Having never played sports myself (save a short stint on a field hockey team in which I realized I liked the cute uniforms more than the actual game), this world of middle school and high school athletics I find myself immersed in remains a mystery to me. I attended an informational meeting with fifty other parents for my daughter’s softball team, and I left more confused than when I arrived. Words like dugouts and club teams and “no excuses” were thrown about willy-nilly. I thought it was some sort of perverse joke when they asked for a good portion of my time and even more of my money to stave off ” the cannibalization of school sports by club teams!!!”
I’m sorry, what?
I had no idea what this meant or why everyone nodded and furiously wrote notes-to-self on their sheets of paper. Who knew people took this so seriously? Then my son signed up for club lacrosse and my youngest for Girls on the Run, and the pieces of my athletically puzzled brain snapped into place. My life is slowly being cannibalized by all manner of team sports. I asked my husband why all of this is such a big deal, and he said once most kids reach high school, they’ve reached the pinnacle of their performance. This is it, it’s the last time they’ll play, the last time they’ll be a part of a team in this way.
I flashed back to the dads at the softball meeting, with their round bellies and thinning hair. I heard the excitement in their voices, their rising chatter surrounding the potential of their girls and The Team. A few moms joined in too, but most of them slunk low in their chairs, knowing the start of another season meant fitting one more thing in their overtaxed schedule.
I think back to that afternoon and I wonder when these moms and dads felt like they reached the pinnacle. Was it during their final season, when life unfolded like an open field waiting for them to run? Was it the decade before their bodies turned soft, their mother hips widening to allow the world to pass through? Maybe they reached it when they hung up their hard-earned diploma or when they walked up the aisle to say “I do” before realizing years later, they actually don’t.

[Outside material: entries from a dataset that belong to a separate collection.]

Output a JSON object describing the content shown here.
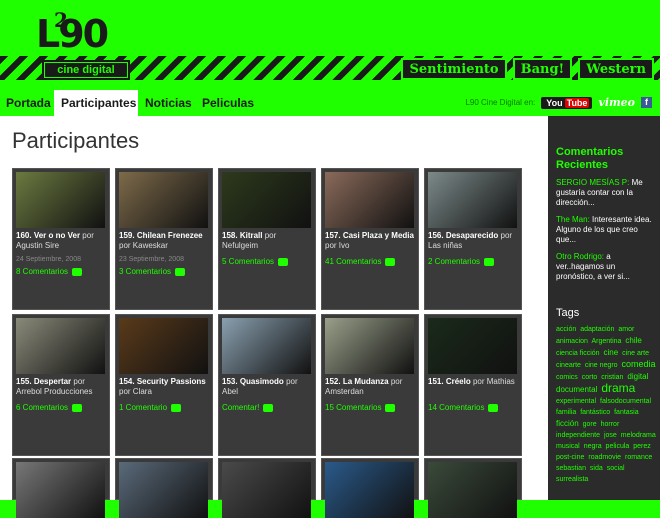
{
  "logo": {
    "main": "L90",
    "sup": "2",
    "sub": "cine digital"
  },
  "header_tabs": [
    "Sentimiento",
    "Bang!",
    "Western"
  ],
  "nav": {
    "items": [
      "Portada",
      "Participantes",
      "Noticias",
      "Peliculas"
    ],
    "active": "Participantes",
    "social_label": "L90 Cine Digital en:",
    "youtube": "You",
    "youtube2": "Tube",
    "vimeo": "vimeo",
    "facebook": "f"
  },
  "page_title": "Participantes",
  "cards": [
    {
      "num": "160.",
      "title": "Ver o no Ver",
      "by": "por",
      "author": "Agustin Sire",
      "date": "24 Septiembre, 2008",
      "comments": "8 Comentarios",
      "thumb": "#6b7a40"
    },
    {
      "num": "159.",
      "title": "Chilean Frenezee",
      "by": "por",
      "author": "Kaweskar",
      "date": "23 Septiembre, 2008",
      "comments": "3 Comentarios",
      "thumb": "#7d6a4a"
    },
    {
      "num": "158.",
      "title": "Kitrall",
      "by": "por",
      "author": "Nefulgeim",
      "date": "",
      "comments": "5 Comentarios",
      "thumb": "#2d3a1c"
    },
    {
      "num": "157.",
      "title": "Casi Plaza y Media",
      "by": "por",
      "author": "Ivo",
      "date": "",
      "comments": "41 Comentarios",
      "thumb": "#8a6a5a"
    },
    {
      "num": "156.",
      "title": "Desaparecido",
      "by": "por",
      "author": "Las niñas",
      "date": "",
      "comments": "2 Comentarios",
      "thumb": "#7c8a8a"
    },
    {
      "num": "155.",
      "title": "Despertar",
      "by": "por",
      "author": "Arrebol Producciones",
      "date": "",
      "comments": "6 Comentarios",
      "thumb": "#8a8a7a"
    },
    {
      "num": "154.",
      "title": "Security Passions",
      "by": "por",
      "author": "Clara",
      "date": "",
      "comments": "1 Comentario",
      "thumb": "#5a3a1a"
    },
    {
      "num": "153.",
      "title": "Quasimodo",
      "by": "por",
      "author": "Abel",
      "date": "",
      "comments": "Comentar!",
      "thumb": "#8aa0b0"
    },
    {
      "num": "152.",
      "title": "La Mudanza",
      "by": "por",
      "author": "Amsterdan",
      "date": "",
      "comments": "15 Comentarios",
      "thumb": "#9aa08a"
    },
    {
      "num": "151.",
      "title": "Créelo",
      "by": "por",
      "author": "Mathias",
      "date": "",
      "comments": "14 Comentarios",
      "thumb": "#1a2a1a"
    },
    {
      "thumb": "#777"
    },
    {
      "thumb": "#5a6a7a"
    },
    {
      "thumb": "#4a4a4a"
    },
    {
      "thumb": "#2a5a8a"
    },
    {
      "thumb": "#3a4a3a"
    }
  ],
  "sidebar": {
    "recent_title": "Comentarios Recientes",
    "comments": [
      {
        "who": "SERGIO MESÍAS P:",
        "text": "Me gustaría contar con la dirección..."
      },
      {
        "who": "The Man:",
        "text": "Interesante idea. Alguno de los que creo que..."
      },
      {
        "who": "Otro Rodrigo:",
        "text": "a ver..hagamos un pronóstico, a ver si..."
      }
    ],
    "tags_title": "Tags",
    "tags": [
      {
        "t": "acción",
        "s": 7
      },
      {
        "t": "adaptación",
        "s": 7
      },
      {
        "t": "amor",
        "s": 7
      },
      {
        "t": "animacion",
        "s": 7
      },
      {
        "t": "Argentina",
        "s": 7
      },
      {
        "t": "chile",
        "s": 8
      },
      {
        "t": "ciencia ficción",
        "s": 7
      },
      {
        "t": "cine",
        "s": 8
      },
      {
        "t": "cine arte",
        "s": 7
      },
      {
        "t": "cinearte",
        "s": 7
      },
      {
        "t": "cine negro",
        "s": 7
      },
      {
        "t": "comedia",
        "s": 9
      },
      {
        "t": "comics",
        "s": 7
      },
      {
        "t": "corto",
        "s": 7
      },
      {
        "t": "cristian",
        "s": 7
      },
      {
        "t": "digital",
        "s": 8
      },
      {
        "t": "documental",
        "s": 8
      },
      {
        "t": "drama",
        "s": 12
      },
      {
        "t": "experimental",
        "s": 7
      },
      {
        "t": "falsodocumental",
        "s": 7
      },
      {
        "t": "familia",
        "s": 7
      },
      {
        "t": "fantástico",
        "s": 7
      },
      {
        "t": "fantasia",
        "s": 7
      },
      {
        "t": "ficción",
        "s": 8
      },
      {
        "t": "gore",
        "s": 7
      },
      {
        "t": "horror",
        "s": 7
      },
      {
        "t": "independiente",
        "s": 7
      },
      {
        "t": "jose",
        "s": 7
      },
      {
        "t": "melodrama",
        "s": 7
      },
      {
        "t": "musical",
        "s": 7
      },
      {
        "t": "negra",
        "s": 7
      },
      {
        "t": "pelicula",
        "s": 7
      },
      {
        "t": "perez",
        "s": 7
      },
      {
        "t": "post-cine",
        "s": 7
      },
      {
        "t": "roadmovie",
        "s": 7
      },
      {
        "t": "romance",
        "s": 7
      },
      {
        "t": "sebastian",
        "s": 7
      },
      {
        "t": "sida",
        "s": 7
      },
      {
        "t": "social",
        "s": 7
      },
      {
        "t": "surrealista",
        "s": 7
      }
    ]
  }
}
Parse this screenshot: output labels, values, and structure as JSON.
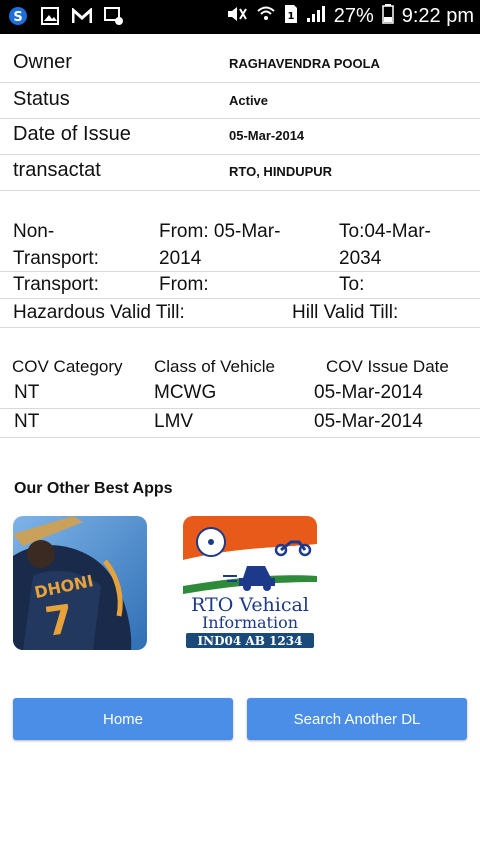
{
  "status_bar": {
    "battery": "27%",
    "time": "9:22 pm",
    "icons": [
      "s-app-icon",
      "gallery-icon",
      "gmail-icon",
      "wifi-settings-icon",
      "mute-icon",
      "wifi-icon",
      "sim-icon",
      "signal-icon",
      "battery-icon"
    ]
  },
  "details": [
    {
      "label": "Owner",
      "value": "RAGHAVENDRA POOLA"
    },
    {
      "label": "Status",
      "value": "Active"
    },
    {
      "label": "Date of Issue",
      "value": "05-Mar-2014"
    },
    {
      "label": "transactat",
      "value": "RTO, HINDUPUR"
    }
  ],
  "validity": {
    "non_transport_label_1": "Non-",
    "non_transport_label_2": "Transport:",
    "non_transport_from_1": "From: 05-Mar-",
    "non_transport_from_2": "2014",
    "non_transport_to_1": "To:04-Mar-",
    "non_transport_to_2": "2034",
    "transport_label": "Transport:",
    "transport_from": "From:",
    "transport_to": "To:",
    "hazardous": "Hazardous Valid Till:",
    "hill": "Hill Valid Till:"
  },
  "cov": {
    "headers": [
      "COV Category",
      "Class of Vehicle",
      "COV Issue Date"
    ],
    "rows": [
      [
        "NT",
        "MCWG",
        "05-Mar-2014"
      ],
      [
        "NT",
        "LMV",
        "05-Mar-2014"
      ]
    ]
  },
  "other_apps": {
    "title": "Our Other Best Apps",
    "dhoni_text": "DHONI",
    "dhoni_number": "7",
    "rto_line1": "RTO Vehical",
    "rto_line2": "Information",
    "rto_plate": "IND04 AB 1234"
  },
  "buttons": {
    "home": "Home",
    "search": "Search Another DL"
  },
  "colors": {
    "button": "#4a8ee8",
    "status_bar": "#000000",
    "divider": "#d9d9d9"
  }
}
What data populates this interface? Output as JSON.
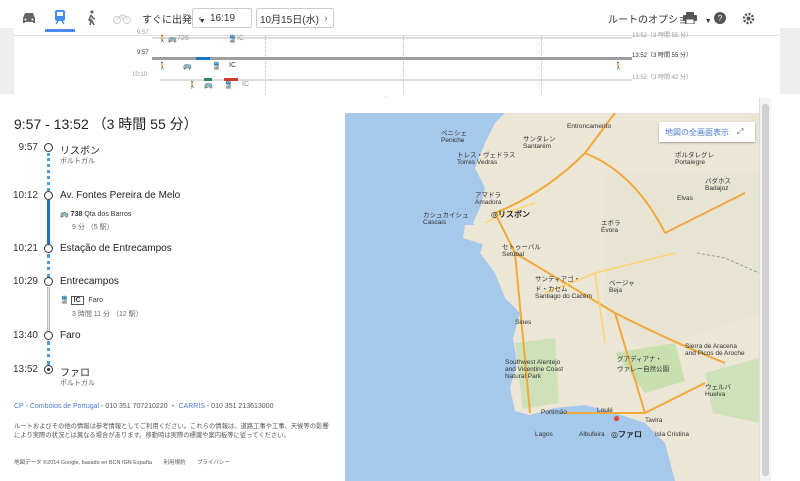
{
  "toolbar": {
    "depart_label": "すぐに出発",
    "time_value": "16:19",
    "date_value": "10月15日(水)",
    "route_options_label": "ルートのオプション"
  },
  "timeline": {
    "rows": [
      {
        "start": "9:57",
        "end": "13:52（3 時間 55 分）",
        "line1": "726",
        "line2": "IC"
      },
      {
        "start": "9:57",
        "end": "13:52（3 時間 55 分）",
        "line1": "",
        "line2": "IC"
      },
      {
        "start": "10:10",
        "end": "13:52（3 時間 42 分）",
        "line1": "",
        "line2": "IC"
      }
    ]
  },
  "route": {
    "summary": "9:57 - 13:52 （3 時間 55 分）",
    "steps": [
      {
        "time": "9:57",
        "name": "リスボン",
        "sub": "ポルトガル"
      },
      {
        "time": "10:12",
        "name": "Av. Fontes Pereira de Melo"
      },
      {
        "bus_num": "738",
        "bus_dest": "Qta dos Barros",
        "bus_dur": "9 分 （5 駅）"
      },
      {
        "time": "10:21",
        "name": "Estação de Entrecampos"
      },
      {
        "time": "10:29",
        "name": "Entrecampos"
      },
      {
        "train_badge": "IC",
        "train_dest": "Faro",
        "train_dur": "3 時間 11 分 （12 駅）"
      },
      {
        "time": "13:40",
        "name": "Faro"
      },
      {
        "time": "13:52",
        "name": "ファロ",
        "sub": "ポルトガル"
      }
    ],
    "agency1": "CP - Combóios de Portugal",
    "agency1_phone": " - 010 351 707210220 ・ ",
    "agency2": "CARRIS",
    "agency2_phone": " - 010 351 213613000",
    "disclaimer": "ルートおよびその他の情報は参考情報としてご利用ください。これらの情報は、道路工事や工事、天候等の影響により実際の状況とは異なる場合があります。移動時は実際の標識や案内板等に従ってください。"
  },
  "footer": {
    "map_data": "地図データ ©2014 Google, basado en BCN IGN España",
    "terms": "利用規約",
    "privacy": "プライバシー"
  },
  "map": {
    "fullscreen_label": "地図の全画面表示",
    "labels": {
      "lisbon": "リスボン",
      "faro": "ファロ",
      "peniche": "ペニシェ\nPeniche",
      "santarem": "サンタレン\nSantarém",
      "entroncamento": "Entroncamento",
      "torres": "トレス・ヴェドラス\nTorres Vedras",
      "amadora": "アマドラ\nAmadora",
      "cascais": "カシュカイシュ\nCascais",
      "setubal": "セトゥーバル\nSetúbal",
      "evora": "エボラ\nÉvora",
      "portalegre": "ポルタレグレ\nPortalegre",
      "badajoz": "バダホス\nBadajoz",
      "elvas": "Elvas",
      "beja": "ベージャ\nBeja",
      "sines": "Sines",
      "santiago": "サンティアゴ・\nド・カセム\nSantiago do Cacém",
      "alentejo": "Southwest Alentejo\nand Vicentine Coast\nNatural Park",
      "guadiana": "グアディアナ・\nヴァレー自然公園",
      "huelva": "ウェルバ\nHuelva",
      "portimao": "Portimão",
      "lagos": "Lagos",
      "albufeira": "Albufeira",
      "loule": "Loulé",
      "tavira": "Tavira",
      "aracena": "Sierra de Aracena\nand Picos de Aroche",
      "cristina": "Isla Cristina"
    }
  }
}
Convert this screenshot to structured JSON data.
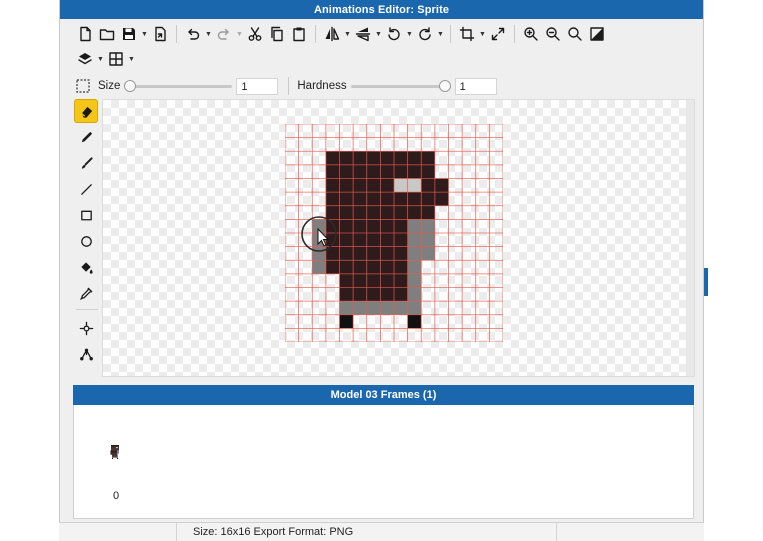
{
  "window": {
    "title": "Animations Editor: Sprite"
  },
  "toolbar": {
    "row1": [
      {
        "name": "new-file-icon",
        "arrow": false
      },
      {
        "name": "open-folder-icon",
        "arrow": false
      },
      {
        "name": "save-icon",
        "arrow": true
      },
      {
        "name": "export-icon",
        "arrow": false
      },
      {
        "sep": true
      },
      {
        "name": "undo-icon",
        "arrow": true
      },
      {
        "name": "redo-icon",
        "arrow": true,
        "disabled": true
      },
      {
        "name": "cut-icon",
        "arrow": false
      },
      {
        "name": "copy-icon",
        "arrow": false
      },
      {
        "name": "paste-icon",
        "arrow": false
      },
      {
        "sep": true
      },
      {
        "name": "flip-horizontal-icon",
        "arrow": true
      },
      {
        "name": "flip-vertical-icon",
        "arrow": true
      },
      {
        "name": "rotate-left-icon",
        "arrow": true
      },
      {
        "name": "rotate-right-icon",
        "arrow": true
      },
      {
        "sep": true
      },
      {
        "name": "crop-icon",
        "arrow": true
      },
      {
        "name": "resize-icon",
        "arrow": false
      },
      {
        "sep": true
      },
      {
        "name": "zoom-in-icon",
        "arrow": false
      },
      {
        "name": "zoom-out-icon",
        "arrow": false
      },
      {
        "name": "zoom-fit-icon",
        "arrow": false
      },
      {
        "name": "color-swap-icon",
        "arrow": false
      }
    ],
    "row2": [
      {
        "name": "layers-icon",
        "arrow": true
      },
      {
        "name": "grid-icon",
        "arrow": true
      }
    ]
  },
  "brush": {
    "selection_icon": "selection-icon",
    "size_label": "Size",
    "size_value": "1",
    "size_level": 0,
    "hardness_label": "Hardness",
    "hardness_value": "1",
    "hardness_level": 1
  },
  "tools": [
    {
      "name": "eraser-tool",
      "icon": "eraser-icon",
      "active": true
    },
    {
      "name": "pencil-tool",
      "icon": "pencil-icon"
    },
    {
      "name": "brush-tool",
      "icon": "brush-icon"
    },
    {
      "name": "line-tool",
      "icon": "line-icon"
    },
    {
      "name": "rectangle-tool",
      "icon": "rectangle-icon"
    },
    {
      "name": "ellipse-tool",
      "icon": "ellipse-icon"
    },
    {
      "name": "fill-tool",
      "icon": "paint-bucket-icon"
    },
    {
      "name": "eyedropper-tool",
      "icon": "eyedropper-icon"
    },
    {
      "sep": true
    },
    {
      "name": "move-pivot-tool",
      "icon": "pivot-icon"
    },
    {
      "name": "nodes-tool",
      "icon": "nodes-icon"
    }
  ],
  "sprite": {
    "grid_size": 16,
    "colors": {
      "D": "#2f1b1b",
      "G": "#7f7f7f",
      "L": "#c8c8c8",
      "K": "#111111",
      "grid": "#e8584a"
    },
    "rows": [
      "................",
      "................",
      "...DDDDDDDD.....",
      "...DDDDDDDD.....",
      "...DDDDDLLDD....",
      "...DDDDDDDDD....",
      "...DDDDDDDD.....",
      "..GDDDDDDGG.....",
      "..GDDDDDDGG.....",
      "..GDDDDDDGG.....",
      "..GDDDDDDG......",
      "....DDDDDG......",
      "....DDDDDG......",
      "....GGGGGG......",
      "....K....K......",
      "................"
    ]
  },
  "frames": {
    "header": "Model 03 Frames (1)",
    "items": [
      {
        "index": "0"
      }
    ]
  },
  "status": {
    "text": "Size: 16x16  Export Format: PNG"
  }
}
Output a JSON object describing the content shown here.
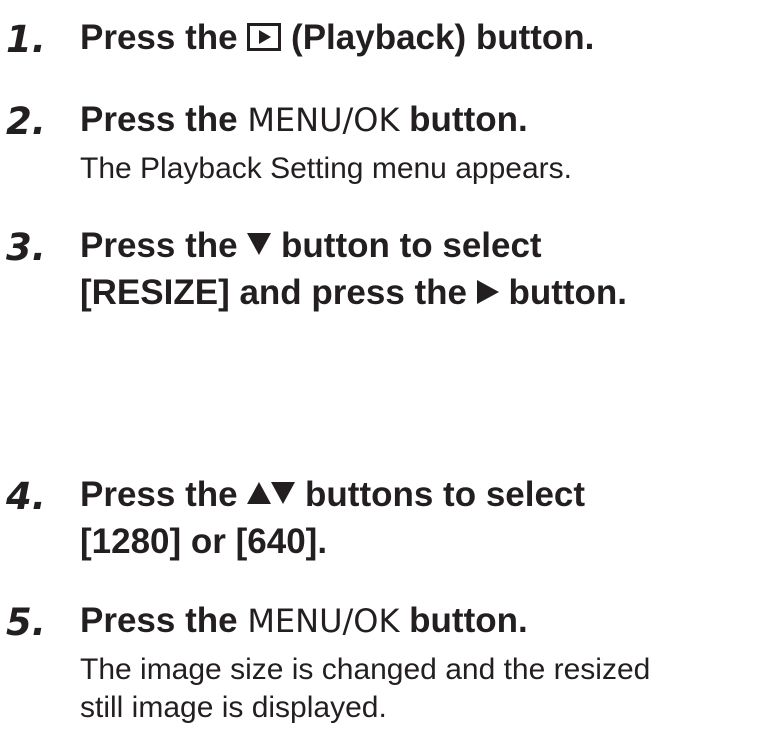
{
  "steps": [
    {
      "number": "1.",
      "prefix": "Press the ",
      "icon": "playback-icon",
      "suffix": " (Playback) button."
    },
    {
      "number": "2.",
      "prefix": "Press the ",
      "menu": "MENU/OK",
      "suffix": " button.",
      "note": "The Playback Setting menu appears."
    },
    {
      "number": "3.",
      "line1_prefix": "Press the ",
      "line1_icon": "down-arrow-icon",
      "line1_suffix": " button to select",
      "line2_prefix": "[RESIZE] and press the ",
      "line2_icon": "right-arrow-icon",
      "line2_suffix": " button."
    },
    {
      "number": "4.",
      "line1_prefix": "Press the ",
      "line1_icons": "up-down-arrow-icons",
      "line1_suffix": " buttons to select",
      "line2": "[1280] or [640]."
    },
    {
      "number": "5.",
      "prefix": "Press the ",
      "menu": "MENU/OK",
      "suffix": " button.",
      "note_line1": "The image size is changed and the resized",
      "note_line2": "still image is displayed."
    }
  ]
}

I remember my husband’s words and I think about myself too. I don’t think I’ve reached my pinnacle yet. That’s not completely true. After trying on swimsuits this week, I can say my body certainly has seen greater heights, but as to reaching my potential as a human being? I can’t envision that peak. I know it hides there, shrouded behind the clouds. I strive for this unknown height, gaining strength from other summits I’ve reached along the way–the marriage, the mothering, the world-wandering, and the marathons.
This much is true for me and probably for you too: my life is cannibalized by ball schedules. By dishes. By laundry and gravity and the bittersweet aftertaste of the mundane. These ordinary things are part of the path leading to the next summit. The stuff of my everyday become the mile markers I count along the way. They keep my feet planted in this good and dirty earth, when my head wants to live in the clouds.
Do you feel like you’ve reached the pinnacle? What are you still working towards? What is your latest summit?